Alejo was first elected to the Assembly in November 2010 to represent the 28th Assembly District, which consisted of San Benito County, the Salinas Valley, North Monterey County, South Santa Clara County and the city of Watsonville. In November of 2012, he was re-elected to the Assembly as the representative of the newly formed 30th Assembly District. Alejo’s new district now contains a greater portion of the Monterey County coast and south Santa Clara County.
Currently, Assemblymember Alejo sits on four standing committees. Most notably, Alejo is the Chair of the Assembly Committee on Environmental Safety and Toxic Materials. Other committee assignments include Judiciary, Labor and Employment, and Local Government. During his first term in the State Assembly, Alejo focused on bringing jobs back to California as well as authoring legislation in the areas of education, healthcare, public safety, civil rights and public access to government. In his second term, Alejo built on his success by authoring, among others, two historic pieces of legislation in 2013.
Assembly Bill (AB) 60 – The Safe and Responsible Driver Act – gives undocumented immigrants the opportunity to apply for a driver’s licenses. Once implemented, AB 60 will improve public safety by ensuring all drivers can be licensed and insured. Equally as important, AB 60 gives millions of Californians the peace of mind to make the necessary travels in order to work and support their families without fear of unnecessary consequences. In addition, Alejo managed to get AB 10 signed into law, raising the minimum wage in California to $10 an hour, the highest in the nation. Income inequality has always been a pressing issue for Alejo, whose first bill as an Assemblymember proposed raising the minimum wage. AB 10 was the culmination of three years’ work and helps ensure equality and respect for our state’s minimum wage workers.

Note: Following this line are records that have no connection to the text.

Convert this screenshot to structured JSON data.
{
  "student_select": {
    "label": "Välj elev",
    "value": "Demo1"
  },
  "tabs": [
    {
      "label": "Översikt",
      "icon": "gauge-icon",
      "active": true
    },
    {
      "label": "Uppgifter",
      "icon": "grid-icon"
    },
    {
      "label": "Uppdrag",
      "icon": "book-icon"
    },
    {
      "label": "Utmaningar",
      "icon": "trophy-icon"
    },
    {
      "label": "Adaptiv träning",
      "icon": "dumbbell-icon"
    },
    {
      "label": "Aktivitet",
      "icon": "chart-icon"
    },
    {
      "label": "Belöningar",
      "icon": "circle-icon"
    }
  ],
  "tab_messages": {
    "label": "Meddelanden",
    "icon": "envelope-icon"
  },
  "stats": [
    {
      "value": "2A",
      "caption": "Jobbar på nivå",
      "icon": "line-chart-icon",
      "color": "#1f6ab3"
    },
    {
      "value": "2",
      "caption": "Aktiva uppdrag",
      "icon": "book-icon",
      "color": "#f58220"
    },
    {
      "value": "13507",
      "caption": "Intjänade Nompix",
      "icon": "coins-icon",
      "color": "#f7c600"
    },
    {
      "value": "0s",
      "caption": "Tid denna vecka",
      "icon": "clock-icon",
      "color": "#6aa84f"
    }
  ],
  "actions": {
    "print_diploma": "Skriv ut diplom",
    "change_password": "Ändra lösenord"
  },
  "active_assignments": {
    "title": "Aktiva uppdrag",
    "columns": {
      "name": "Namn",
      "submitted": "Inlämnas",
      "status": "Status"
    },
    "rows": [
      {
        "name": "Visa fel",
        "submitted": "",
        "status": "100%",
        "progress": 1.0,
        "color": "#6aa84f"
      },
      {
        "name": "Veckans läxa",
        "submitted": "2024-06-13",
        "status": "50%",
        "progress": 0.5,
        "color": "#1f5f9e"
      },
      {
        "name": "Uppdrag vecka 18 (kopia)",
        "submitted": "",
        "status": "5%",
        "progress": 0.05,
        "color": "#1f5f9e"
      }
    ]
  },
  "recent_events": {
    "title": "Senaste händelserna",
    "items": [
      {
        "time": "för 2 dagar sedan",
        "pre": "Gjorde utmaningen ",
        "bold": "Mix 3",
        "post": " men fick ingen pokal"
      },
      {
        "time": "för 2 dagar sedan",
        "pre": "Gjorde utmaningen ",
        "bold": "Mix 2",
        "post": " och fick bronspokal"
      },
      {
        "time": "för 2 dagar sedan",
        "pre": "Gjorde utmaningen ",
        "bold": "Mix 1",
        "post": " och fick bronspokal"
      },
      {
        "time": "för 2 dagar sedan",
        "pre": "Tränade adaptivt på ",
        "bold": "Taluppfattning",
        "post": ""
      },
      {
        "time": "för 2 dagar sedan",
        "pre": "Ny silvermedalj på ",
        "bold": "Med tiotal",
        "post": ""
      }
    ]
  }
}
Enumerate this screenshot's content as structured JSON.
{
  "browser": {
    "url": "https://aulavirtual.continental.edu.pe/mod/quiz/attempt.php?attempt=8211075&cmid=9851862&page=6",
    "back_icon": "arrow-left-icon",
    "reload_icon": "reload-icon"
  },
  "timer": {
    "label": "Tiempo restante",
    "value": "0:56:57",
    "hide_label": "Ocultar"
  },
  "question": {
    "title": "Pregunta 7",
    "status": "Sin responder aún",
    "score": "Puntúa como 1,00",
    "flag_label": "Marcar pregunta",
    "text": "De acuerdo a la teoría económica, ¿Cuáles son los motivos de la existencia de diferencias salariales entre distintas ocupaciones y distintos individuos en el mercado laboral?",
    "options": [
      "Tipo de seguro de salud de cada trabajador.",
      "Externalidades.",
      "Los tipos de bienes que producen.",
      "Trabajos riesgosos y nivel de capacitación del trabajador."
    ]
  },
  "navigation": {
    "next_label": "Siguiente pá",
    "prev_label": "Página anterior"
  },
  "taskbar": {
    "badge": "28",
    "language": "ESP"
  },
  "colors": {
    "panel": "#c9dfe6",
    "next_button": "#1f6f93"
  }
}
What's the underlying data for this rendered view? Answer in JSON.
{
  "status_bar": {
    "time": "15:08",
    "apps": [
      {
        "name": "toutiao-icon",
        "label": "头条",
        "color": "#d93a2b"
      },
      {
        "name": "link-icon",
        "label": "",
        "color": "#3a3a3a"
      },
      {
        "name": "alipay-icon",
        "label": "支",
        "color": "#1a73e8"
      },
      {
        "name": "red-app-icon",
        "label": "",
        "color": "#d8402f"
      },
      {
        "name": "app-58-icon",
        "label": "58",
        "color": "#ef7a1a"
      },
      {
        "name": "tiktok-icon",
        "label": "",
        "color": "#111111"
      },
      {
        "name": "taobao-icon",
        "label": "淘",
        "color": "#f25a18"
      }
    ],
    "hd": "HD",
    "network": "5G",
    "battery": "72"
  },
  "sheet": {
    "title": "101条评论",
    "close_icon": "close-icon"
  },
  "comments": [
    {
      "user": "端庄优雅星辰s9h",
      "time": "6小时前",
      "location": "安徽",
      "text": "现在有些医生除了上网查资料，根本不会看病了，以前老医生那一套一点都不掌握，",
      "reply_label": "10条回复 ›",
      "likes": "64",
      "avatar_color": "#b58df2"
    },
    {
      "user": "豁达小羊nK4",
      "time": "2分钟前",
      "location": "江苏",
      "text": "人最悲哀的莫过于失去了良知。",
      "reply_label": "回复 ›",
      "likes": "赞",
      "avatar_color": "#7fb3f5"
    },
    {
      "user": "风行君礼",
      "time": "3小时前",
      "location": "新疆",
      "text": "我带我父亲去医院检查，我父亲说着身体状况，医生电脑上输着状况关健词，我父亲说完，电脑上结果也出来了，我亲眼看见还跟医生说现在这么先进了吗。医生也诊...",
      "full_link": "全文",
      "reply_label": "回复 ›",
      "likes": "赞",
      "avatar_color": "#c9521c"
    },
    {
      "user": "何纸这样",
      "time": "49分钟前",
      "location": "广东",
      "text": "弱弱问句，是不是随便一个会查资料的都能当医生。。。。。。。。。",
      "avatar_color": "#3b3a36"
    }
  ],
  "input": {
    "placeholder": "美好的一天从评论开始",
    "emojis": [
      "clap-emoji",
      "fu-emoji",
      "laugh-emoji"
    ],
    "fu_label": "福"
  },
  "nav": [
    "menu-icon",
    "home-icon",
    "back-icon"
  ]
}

Alejo previously made national headlines in May 2012 when he became the first Assemblymember to propose in the Assembly Chambers during legislative session. He and his wife, Karina Cervantez Alejo, married on December 8, 2012. Karina, who was previously elected as a Councilmember, now serves as the Mayor for the City of Watsonville. Luis and Karina Alejo live in Watsonville with their two dogs, Diego and Frida.